==== Dataset excerpts
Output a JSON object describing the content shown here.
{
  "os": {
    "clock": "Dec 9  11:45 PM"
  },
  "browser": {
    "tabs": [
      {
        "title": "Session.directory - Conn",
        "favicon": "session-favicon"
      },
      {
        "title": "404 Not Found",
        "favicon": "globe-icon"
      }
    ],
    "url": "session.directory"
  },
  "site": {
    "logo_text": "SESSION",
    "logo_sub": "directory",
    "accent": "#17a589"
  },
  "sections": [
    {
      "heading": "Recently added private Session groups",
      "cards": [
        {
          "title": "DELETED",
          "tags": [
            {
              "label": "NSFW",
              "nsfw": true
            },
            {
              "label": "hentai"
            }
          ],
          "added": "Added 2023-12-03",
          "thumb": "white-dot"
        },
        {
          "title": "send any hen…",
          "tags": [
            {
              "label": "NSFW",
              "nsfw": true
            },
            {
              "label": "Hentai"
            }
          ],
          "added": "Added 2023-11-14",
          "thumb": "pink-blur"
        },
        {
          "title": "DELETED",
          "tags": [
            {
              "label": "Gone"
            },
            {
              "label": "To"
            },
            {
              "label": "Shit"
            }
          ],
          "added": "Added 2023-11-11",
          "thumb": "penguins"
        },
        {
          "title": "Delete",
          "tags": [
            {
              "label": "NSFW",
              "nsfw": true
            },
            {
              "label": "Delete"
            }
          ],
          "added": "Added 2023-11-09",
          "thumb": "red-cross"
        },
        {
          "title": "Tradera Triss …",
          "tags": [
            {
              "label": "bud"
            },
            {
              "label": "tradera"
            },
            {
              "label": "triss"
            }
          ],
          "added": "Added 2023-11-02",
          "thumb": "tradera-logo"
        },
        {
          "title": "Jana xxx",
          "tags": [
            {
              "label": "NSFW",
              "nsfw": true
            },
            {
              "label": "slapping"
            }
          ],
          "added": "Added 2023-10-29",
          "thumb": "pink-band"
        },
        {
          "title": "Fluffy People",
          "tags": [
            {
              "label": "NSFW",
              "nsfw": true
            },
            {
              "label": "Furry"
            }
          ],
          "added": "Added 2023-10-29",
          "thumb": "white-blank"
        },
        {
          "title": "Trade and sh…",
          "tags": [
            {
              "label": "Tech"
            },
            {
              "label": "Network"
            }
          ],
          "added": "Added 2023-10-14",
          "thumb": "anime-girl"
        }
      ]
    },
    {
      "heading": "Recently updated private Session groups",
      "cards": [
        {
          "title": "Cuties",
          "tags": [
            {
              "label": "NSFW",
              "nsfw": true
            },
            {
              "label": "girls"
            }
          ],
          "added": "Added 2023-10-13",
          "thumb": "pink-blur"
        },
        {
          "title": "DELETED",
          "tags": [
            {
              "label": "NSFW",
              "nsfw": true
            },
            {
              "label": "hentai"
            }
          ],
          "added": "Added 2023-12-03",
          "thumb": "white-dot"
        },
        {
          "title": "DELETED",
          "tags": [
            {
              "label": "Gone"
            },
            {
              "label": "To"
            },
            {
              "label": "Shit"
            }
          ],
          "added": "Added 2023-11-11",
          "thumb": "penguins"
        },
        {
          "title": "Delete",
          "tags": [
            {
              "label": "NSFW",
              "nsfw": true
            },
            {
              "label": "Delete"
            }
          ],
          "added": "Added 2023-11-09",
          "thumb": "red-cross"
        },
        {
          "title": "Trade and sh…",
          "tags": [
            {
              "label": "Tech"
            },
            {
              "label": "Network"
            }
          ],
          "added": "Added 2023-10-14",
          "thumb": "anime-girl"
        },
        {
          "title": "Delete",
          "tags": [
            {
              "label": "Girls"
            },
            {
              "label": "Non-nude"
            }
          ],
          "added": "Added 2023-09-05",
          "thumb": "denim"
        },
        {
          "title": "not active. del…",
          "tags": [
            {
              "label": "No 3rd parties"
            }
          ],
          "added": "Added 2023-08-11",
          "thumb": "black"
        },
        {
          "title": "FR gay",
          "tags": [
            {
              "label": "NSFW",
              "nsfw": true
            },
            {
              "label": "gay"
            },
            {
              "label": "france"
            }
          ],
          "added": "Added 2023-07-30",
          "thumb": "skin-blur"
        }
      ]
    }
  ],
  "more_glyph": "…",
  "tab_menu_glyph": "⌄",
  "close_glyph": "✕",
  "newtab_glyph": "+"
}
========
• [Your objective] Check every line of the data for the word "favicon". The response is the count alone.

• [Output] 2